Point is: We have gotten used to a never-ending round of Windows versions – some of us can remember all the way back to Windows 3.0 and you may still be recovering from the Vista debacle. This may seem like just another one but the difference may be that since it is free to most users, eventually most people will be on it. If it really is the last version – then everyone will be on it. Windows has become more “app” driven – even on the PC and the added news of an IOS bridge for app developers means that Microsoft is aiming for a time when all computers act more like mobile devices – which brings us back around to the repeating phrase “you have to be mobile-ready.”
Facebook allows direct Messages to business
Facebook is doing something new – allowing users to send private messages to businesses that have Facebook ads show up in the newsfeed.
Facebook obviously has “business pages” – which are useful, but if customers want direct interaction they have to go to the page and are often required to “like” the page before they can post a public comment and hope for a public response. Facebook users will soon be able to private message the businesses right from an ad.
This will allow users to ask questions about products, give feedback and maybe even get some customer service in a private forum. It gives users a way to directly interact with the business without leaving the confines of Facebook and it offers businesses a way to attend directly to potential customer needs, potentially increasing sales.
Facebook page admins can also respond to public posts on the business page with a private message – rather than a public reply. This gives businesses the option to create a personal interaction and be more engaging.
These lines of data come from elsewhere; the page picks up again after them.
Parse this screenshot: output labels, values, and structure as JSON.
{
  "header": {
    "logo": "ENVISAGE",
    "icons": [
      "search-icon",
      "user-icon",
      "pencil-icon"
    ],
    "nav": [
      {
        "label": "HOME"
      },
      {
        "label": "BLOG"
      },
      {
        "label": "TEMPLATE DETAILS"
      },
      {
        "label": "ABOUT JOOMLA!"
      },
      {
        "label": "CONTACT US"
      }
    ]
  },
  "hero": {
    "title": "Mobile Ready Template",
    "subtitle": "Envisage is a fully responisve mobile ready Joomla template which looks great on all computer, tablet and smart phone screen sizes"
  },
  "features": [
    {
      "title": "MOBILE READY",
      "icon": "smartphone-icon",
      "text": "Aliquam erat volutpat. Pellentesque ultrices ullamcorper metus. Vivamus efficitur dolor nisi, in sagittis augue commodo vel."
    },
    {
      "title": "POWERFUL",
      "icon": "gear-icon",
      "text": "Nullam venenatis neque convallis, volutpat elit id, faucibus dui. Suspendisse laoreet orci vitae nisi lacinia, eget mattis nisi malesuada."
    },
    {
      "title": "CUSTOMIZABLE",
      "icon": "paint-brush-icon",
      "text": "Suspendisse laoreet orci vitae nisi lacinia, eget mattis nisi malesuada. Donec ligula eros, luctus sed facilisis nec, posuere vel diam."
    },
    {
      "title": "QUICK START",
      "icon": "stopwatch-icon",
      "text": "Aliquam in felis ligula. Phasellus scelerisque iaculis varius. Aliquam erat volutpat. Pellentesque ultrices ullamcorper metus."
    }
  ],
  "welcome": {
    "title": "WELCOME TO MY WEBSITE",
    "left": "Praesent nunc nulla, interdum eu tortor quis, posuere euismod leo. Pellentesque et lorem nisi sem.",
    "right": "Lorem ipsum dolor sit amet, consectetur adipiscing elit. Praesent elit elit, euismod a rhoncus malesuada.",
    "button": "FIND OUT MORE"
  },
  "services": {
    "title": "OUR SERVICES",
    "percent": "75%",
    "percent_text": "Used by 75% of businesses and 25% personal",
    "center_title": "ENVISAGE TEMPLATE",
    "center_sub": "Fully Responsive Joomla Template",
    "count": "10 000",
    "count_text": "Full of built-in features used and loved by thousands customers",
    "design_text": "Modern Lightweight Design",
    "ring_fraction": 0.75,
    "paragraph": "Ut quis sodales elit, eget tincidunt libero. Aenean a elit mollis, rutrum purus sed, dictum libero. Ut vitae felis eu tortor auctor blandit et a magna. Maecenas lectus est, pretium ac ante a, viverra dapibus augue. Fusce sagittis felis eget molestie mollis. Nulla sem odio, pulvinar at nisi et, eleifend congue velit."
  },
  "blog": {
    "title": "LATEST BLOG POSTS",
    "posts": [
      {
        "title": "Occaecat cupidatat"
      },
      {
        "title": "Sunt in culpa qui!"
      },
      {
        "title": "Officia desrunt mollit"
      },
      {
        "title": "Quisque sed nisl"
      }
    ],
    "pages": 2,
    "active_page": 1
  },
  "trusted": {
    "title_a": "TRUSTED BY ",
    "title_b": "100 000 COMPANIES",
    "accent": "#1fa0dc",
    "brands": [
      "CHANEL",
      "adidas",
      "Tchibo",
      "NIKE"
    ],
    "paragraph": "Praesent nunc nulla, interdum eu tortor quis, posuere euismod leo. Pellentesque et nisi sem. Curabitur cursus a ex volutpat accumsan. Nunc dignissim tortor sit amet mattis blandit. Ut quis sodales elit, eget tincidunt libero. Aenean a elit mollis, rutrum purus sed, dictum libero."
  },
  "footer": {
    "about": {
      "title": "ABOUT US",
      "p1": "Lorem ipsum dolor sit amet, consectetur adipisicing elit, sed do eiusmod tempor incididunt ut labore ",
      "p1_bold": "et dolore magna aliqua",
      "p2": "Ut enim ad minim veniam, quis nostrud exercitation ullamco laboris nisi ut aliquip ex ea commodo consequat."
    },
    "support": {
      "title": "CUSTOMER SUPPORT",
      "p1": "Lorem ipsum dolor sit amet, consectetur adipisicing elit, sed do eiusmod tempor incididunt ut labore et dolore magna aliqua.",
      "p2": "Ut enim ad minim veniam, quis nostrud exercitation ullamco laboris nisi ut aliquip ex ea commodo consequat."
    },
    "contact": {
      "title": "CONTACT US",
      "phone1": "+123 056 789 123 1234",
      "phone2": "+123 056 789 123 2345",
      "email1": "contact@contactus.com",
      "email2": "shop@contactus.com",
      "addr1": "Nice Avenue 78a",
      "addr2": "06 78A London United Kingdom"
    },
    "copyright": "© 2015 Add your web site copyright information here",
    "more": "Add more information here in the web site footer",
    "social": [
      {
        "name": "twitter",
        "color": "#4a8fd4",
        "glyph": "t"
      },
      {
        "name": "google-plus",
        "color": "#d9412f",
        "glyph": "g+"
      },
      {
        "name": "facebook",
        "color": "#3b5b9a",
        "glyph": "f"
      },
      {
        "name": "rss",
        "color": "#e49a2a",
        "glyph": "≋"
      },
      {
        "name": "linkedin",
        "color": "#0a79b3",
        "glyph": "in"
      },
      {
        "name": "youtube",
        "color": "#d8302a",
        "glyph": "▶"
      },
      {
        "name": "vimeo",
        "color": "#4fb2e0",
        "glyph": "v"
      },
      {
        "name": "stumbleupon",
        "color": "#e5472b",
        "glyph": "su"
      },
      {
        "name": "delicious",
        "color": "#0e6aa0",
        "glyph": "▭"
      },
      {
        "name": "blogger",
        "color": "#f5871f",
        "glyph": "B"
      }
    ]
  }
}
The business has to opt-in to the messaging when they create awareness ads and users can opt-out of any business messaging (probably just as difficult as changing your hidden, default privacy settings which are always moving).
Facebook says they have also made it easy to save responses (i.e. they can send “canned” messages) to common inquiries so page admins don’t become bogged down.
Responsiveness will be tracked as part of the page management “Insights” function and those who meet 90% response rate will get a “special bonus sticker,” actually a green badge that says “Very responsive to messages” displayed on the business page.
Get the whole message at PC Mag.
Point is – Facebook is pretty much everything social, but Twitter has had a bigger share of the “customer service” traffic. Since more users are on Facebook, more will be using Facebook for customer service interaction. Up to 70% of those who tweet a company about a product or service expect a direct response – and half expect it within an hour. Facebook users may be just as demanding, so someone needs to be watching your Facebook page if you use this function.